Like so many others of the baby boom generation, I grew up in a middle class home. We weren't poor-my father had a successful business. But we certainly weren't rich -- my parents had all the normal financial pressures. So in the late 1970's when my own young business began to take off, I was faced with some real issues. Suddenly we were making more money than ever -- and I felt guilty!

It was a legitimate, honest business, and I treated people fairly. "So why," I wondered, "am I feeling so uncomfortable with this money?" I found myself wondering if maybe I should just give most of it away-keeping only enough to live on. Maybe I shouldn't aspire to owning a home, or being able to eat in good restaurants, or driving a nice car. I was conflicted. I was miserable.

It wasn't until one day when I was visiting with my friend, Dr. Rubel Shelly, that the dark clouds began to lift. He took me by the spiritual hand and shared God's advice for people who have money:

"Command those who are rich in this present world not to be arrogant nor to put their hope in wealth, which is so uncertain, but to put their hope in God, who richly provides us with everything for our enjoyment. Command them to do good, to be rich in good deeds, and to be generous and willing to share. In this way they will lay up treasure for themselves as a firm foundation for the coming age, so that they may take hold of the life that is truly life." (I Timothy 6:17-19, NIV)

Wow! What a clear, terse, concise teaching! It was as though the hand of God had lifted a huge load off my shoulders! With God's Holy Spirit as his inspiration, Paul had laid out an entire doctrine of wealth management. In just a few sentences he had brought common sense and balance to an internal struggle that had sapped me of peace and joy.

This passage makes clear that there were a number of wealthy Christians in the Ephesian church where Timothy ministered. In the first century this city was vibrant and prosperous. As a matter of fact, the tourist trade was so successful that the city fathers opened the first world bank in Ephesus. Obviously, some of these wealthy Ephesians had accepted Jesus. So, the question for these new Christians was, how does one balance the calling for character with an abundance of cash? Let's go through this gem of Scripture one point at a time:

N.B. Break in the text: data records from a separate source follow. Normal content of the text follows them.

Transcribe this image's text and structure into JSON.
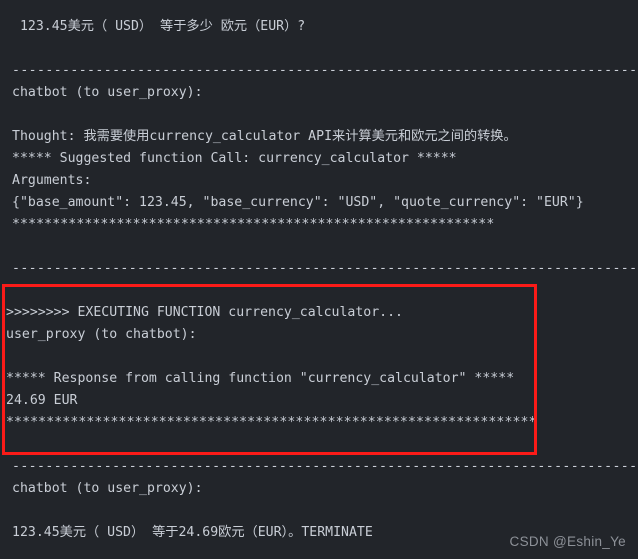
{
  "terminal": {
    "background_color": "#22252a",
    "text_color": "#c9ced6",
    "highlight_color": "#fb1b18",
    "lines": [
      {
        "id": "l01",
        "text": " 123.45美元（ USD） 等于多少 欧元（EUR）?",
        "kind": "text"
      },
      {
        "id": "l02",
        "text": "",
        "kind": "blank"
      },
      {
        "id": "l03",
        "text": "--------------------------------------------------------------------------------",
        "kind": "separator"
      },
      {
        "id": "l04",
        "text": "chatbot (to user_proxy):",
        "kind": "text"
      },
      {
        "id": "l05",
        "text": "",
        "kind": "blank"
      },
      {
        "id": "l06",
        "text": "Thought: 我需要使用currency_calculator API来计算美元和欧元之间的转换。",
        "kind": "text"
      },
      {
        "id": "l07",
        "text": "***** Suggested function Call: currency_calculator *****",
        "kind": "text"
      },
      {
        "id": "l08",
        "text": "Arguments:",
        "kind": "text"
      },
      {
        "id": "l09",
        "text": "{\"base_amount\": 123.45, \"base_currency\": \"USD\", \"quote_currency\": \"EUR\"}",
        "kind": "text"
      },
      {
        "id": "l10",
        "text": "************************************************************",
        "kind": "stars"
      },
      {
        "id": "l11",
        "text": "",
        "kind": "blank"
      },
      {
        "id": "l12",
        "text": "--------------------------------------------------------------------------------",
        "kind": "separator"
      },
      {
        "id": "l13",
        "text": "",
        "kind": "blank"
      },
      {
        "id": "l14",
        "text": ">>>>>>>> EXECUTING FUNCTION currency_calculator...",
        "kind": "text"
      },
      {
        "id": "l15",
        "text": "user_proxy (to chatbot):",
        "kind": "text"
      },
      {
        "id": "l16",
        "text": "",
        "kind": "blank"
      },
      {
        "id": "l17",
        "text": "***** Response from calling function \"currency_calculator\" *****",
        "kind": "text"
      },
      {
        "id": "l18",
        "text": "24.69 EUR",
        "kind": "text"
      },
      {
        "id": "l19",
        "text": "******************************************************************",
        "kind": "stars"
      },
      {
        "id": "l20",
        "text": "",
        "kind": "blank"
      },
      {
        "id": "l21",
        "text": "--------------------------------------------------------------------------------",
        "kind": "separator"
      },
      {
        "id": "l22",
        "text": "chatbot (to user_proxy):",
        "kind": "text"
      },
      {
        "id": "l23",
        "text": "",
        "kind": "blank"
      },
      {
        "id": "l24",
        "text": "123.45美元（ USD） 等于24.69欧元（EUR）。TERMINATE",
        "kind": "text"
      }
    ]
  },
  "annotation": {
    "box_label": "executing-function-highlight",
    "color": "#fb1b18"
  },
  "watermark": {
    "text": "CSDN @Eshin_Ye"
  }
}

1) First, Paul signals who he's writing to: Those who "are rich in this present world." It's almost as though Paul is trying to keep some good first century Christian folk from misunderstanding him. He is not talking about heavenly or spiritual wealth here. No, in this case, Paul is speaking to people who have a lot of zeros on their bank accounts

And, before I leave this point, let me suggest that the "rich" people to whom Paul is speaking would probably include most of us today. Although you may not think of yourself as wealthy -- compared to most of the world (especially in Paul's time) we are all filthy rich! If you have a bathtub you're better off than 70% of the rest of the world. Only 30% of the world's population can read, and less than five percent own a computer! If you have never faced the horror of war, the pain of imprisonment, or the pangs of starvation, you are ahead of 500 million people throughout the world. If you have clothes in the closet, food in the fridge, and a place to sleep, you are richer than 92% of the rest of the world!

2) Next, Paul gives two "not to" commands. He says that those with money are not to be "arrogant" or to "put their hope in wealth." Here he warns about some of the dangers that are inherent with money and material possessions. How many times have we all seen rich people who have arrogant, prideful, boastful spirits? This condescending attitude by the rich toward those of lower financial position is condemned over and over in Scripture. (Check out James 2:1-12)